Mount Nemrut, also called Mount Nemrud, is a 2,134-metre-high (7,001 ft) mountain located in southeastern Turkey famous for the giant head statues scattered on the summit.
It is the site of extensive ruins of the tomb of Antiochus I (69-36 BC) of the Commagene Kingdom (163 BC – 72 AD).
This spectacular structure is made of large slabs of rock forming a pyramid-like configuration. The stone sculptures once stood nearly 10 meters high and depicted lions, eagles, various ancient gods.
Antiochus I himself is represented here as well. Sixty-two years before the birth of Christ, King Antiochus I ordered a huge tomb come sanctuary to be built for himself.
What was particularly notable about this king was his pride and his over-extended ego.
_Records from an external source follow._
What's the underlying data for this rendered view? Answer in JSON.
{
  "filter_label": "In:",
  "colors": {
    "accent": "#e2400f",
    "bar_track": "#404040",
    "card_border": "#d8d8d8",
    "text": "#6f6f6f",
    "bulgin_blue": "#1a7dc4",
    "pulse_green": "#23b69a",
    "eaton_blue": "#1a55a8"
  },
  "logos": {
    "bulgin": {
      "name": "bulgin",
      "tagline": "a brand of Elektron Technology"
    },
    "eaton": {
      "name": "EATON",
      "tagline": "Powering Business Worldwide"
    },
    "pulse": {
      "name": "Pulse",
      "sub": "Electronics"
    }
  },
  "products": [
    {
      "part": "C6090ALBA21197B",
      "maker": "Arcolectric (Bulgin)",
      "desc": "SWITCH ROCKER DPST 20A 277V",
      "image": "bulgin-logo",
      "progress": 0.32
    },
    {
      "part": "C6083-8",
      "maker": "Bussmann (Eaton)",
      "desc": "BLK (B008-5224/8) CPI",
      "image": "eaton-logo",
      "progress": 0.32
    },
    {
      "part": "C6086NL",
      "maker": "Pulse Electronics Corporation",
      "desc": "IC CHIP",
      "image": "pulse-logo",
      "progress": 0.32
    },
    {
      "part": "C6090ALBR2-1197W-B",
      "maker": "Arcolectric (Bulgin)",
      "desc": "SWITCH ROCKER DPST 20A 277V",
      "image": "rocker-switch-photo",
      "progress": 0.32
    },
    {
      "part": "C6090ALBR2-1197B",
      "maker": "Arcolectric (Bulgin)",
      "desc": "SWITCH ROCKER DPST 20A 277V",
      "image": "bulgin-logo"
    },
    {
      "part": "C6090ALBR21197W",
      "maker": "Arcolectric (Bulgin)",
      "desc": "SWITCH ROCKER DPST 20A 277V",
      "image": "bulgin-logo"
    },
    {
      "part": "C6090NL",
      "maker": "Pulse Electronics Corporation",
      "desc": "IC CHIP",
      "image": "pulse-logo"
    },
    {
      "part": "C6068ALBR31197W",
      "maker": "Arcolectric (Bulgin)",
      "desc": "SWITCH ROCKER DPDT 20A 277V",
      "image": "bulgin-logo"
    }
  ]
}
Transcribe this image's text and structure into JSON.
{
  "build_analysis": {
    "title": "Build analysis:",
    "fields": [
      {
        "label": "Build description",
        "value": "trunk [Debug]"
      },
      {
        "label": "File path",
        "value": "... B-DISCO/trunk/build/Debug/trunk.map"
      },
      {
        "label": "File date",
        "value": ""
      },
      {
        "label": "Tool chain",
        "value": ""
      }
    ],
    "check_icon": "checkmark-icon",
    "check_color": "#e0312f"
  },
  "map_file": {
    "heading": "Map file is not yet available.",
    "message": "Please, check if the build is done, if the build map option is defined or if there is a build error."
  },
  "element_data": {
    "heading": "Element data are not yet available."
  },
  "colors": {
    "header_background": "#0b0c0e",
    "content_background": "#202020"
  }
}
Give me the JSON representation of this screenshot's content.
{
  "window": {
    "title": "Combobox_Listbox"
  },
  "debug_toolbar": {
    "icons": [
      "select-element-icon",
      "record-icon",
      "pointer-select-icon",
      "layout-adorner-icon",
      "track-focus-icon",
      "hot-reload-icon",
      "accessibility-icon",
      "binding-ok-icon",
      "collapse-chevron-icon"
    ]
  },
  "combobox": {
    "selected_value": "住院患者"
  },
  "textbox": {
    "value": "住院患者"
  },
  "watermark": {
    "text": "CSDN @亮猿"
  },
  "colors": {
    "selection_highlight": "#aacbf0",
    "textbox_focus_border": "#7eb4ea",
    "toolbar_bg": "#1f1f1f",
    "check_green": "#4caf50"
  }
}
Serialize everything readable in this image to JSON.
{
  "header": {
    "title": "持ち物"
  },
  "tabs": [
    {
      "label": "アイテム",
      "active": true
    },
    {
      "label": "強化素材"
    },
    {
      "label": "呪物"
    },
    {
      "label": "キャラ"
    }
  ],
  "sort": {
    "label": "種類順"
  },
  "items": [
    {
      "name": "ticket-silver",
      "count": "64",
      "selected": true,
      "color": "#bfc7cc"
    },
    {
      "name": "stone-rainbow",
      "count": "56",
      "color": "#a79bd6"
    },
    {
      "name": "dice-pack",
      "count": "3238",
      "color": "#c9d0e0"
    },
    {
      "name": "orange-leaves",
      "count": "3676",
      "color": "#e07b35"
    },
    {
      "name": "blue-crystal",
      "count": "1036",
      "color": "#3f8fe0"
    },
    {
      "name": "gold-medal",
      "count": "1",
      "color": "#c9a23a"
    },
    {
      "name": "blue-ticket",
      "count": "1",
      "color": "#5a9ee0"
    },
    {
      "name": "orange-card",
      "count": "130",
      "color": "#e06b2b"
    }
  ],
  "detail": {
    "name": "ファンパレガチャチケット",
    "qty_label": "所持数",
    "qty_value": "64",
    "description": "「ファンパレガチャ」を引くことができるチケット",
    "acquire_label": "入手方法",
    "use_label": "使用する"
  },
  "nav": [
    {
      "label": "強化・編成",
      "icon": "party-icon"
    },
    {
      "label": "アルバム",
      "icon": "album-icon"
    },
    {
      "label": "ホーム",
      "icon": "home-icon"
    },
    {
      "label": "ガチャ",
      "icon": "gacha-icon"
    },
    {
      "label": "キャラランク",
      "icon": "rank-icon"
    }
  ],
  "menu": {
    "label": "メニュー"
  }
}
Antiochus I claimed he had a special relationship with the gods and instituted a royal cult in the Greek form of the religion Zoroastrianism with the clear intention of being worshiped as a god after his death.
He wanted his sanctuary to be in a high and holy place, close to the gods in order to be in rank with them, and high enough that the whole kingdom could see it and remember him.
King Antiochus’ burial complex, now known as Mount Nemrut Archaeological Site, was first rediscovered in 1881 by Karl Sester, a German Archaeologist, but archaeological activity only began in 1953.
In 1984, German archaeologists, under the direction of Friedrich Karl Dörner of the University of Münster, began to survey and restore the monuments. Since the start of excavation, most of the heads have been found, in addition to temples, bas-reliefs, and inscriptions.
A Greek inscription reveals that King Antiochus was buried here at the roof of his world as a sign of his parity with the gods.
The burial chamber of Antiochus has not yet been found, but is nevertheless still believed to be the site of his burial.
A highly developed technology was used to build the colossal statues and orthostats (stelae), the equal of which has not been found anywhere else for this period.
The statues, all of them “beheaded”, have not been restored to their original condition, but the remains give some idea of the size and grandeur of Antiochus’ magnificent structure.
Now only miniature sculptures provide the idea of the original statues.
The sculpture, temples, inscriptions, and reliefs at Antiochus’ sacred mortuary complex are highly significant to archaeologists and scholars of Roman, Persian, Hellenistic, and Anatolian history.